● RECORDS SUPPLIED:
====

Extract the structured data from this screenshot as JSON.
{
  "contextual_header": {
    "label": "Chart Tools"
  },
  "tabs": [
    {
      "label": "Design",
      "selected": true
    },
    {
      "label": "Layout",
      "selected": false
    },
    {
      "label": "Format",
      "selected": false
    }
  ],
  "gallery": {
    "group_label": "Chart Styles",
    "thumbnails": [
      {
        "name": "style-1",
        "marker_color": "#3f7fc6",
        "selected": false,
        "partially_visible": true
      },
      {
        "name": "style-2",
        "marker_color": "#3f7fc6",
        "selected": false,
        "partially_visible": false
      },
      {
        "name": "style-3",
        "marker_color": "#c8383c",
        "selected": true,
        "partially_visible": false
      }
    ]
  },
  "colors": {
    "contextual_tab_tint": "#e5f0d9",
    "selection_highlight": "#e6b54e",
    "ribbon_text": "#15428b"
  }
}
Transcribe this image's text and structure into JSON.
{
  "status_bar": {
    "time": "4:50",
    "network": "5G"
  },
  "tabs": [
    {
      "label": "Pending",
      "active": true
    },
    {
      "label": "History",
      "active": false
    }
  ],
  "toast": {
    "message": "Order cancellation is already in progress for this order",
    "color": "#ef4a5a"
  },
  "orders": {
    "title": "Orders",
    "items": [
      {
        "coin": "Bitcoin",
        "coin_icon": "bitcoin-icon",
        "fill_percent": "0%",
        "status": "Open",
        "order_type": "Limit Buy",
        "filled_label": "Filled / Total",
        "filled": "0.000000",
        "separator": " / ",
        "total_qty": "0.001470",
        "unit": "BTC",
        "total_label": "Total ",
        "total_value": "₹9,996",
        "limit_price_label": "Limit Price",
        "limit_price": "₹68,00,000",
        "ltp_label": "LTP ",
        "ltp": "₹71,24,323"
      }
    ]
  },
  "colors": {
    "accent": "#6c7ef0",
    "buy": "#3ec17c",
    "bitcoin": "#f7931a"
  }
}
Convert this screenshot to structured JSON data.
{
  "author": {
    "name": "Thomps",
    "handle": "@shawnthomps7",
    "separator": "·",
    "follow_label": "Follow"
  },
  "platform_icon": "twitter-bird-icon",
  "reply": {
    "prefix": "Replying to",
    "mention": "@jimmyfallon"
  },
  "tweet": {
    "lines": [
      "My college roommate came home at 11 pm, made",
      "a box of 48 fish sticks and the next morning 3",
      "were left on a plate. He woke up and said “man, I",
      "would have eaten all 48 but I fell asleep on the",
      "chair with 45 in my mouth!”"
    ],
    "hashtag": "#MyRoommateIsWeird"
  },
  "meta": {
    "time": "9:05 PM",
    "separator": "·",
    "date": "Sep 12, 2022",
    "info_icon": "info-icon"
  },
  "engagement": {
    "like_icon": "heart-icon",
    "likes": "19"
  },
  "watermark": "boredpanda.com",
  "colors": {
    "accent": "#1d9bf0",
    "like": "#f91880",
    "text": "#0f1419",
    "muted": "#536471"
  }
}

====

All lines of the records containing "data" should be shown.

Extract the structured data from this screenshot as JSON.
Convert this screenshot to structured JSON data.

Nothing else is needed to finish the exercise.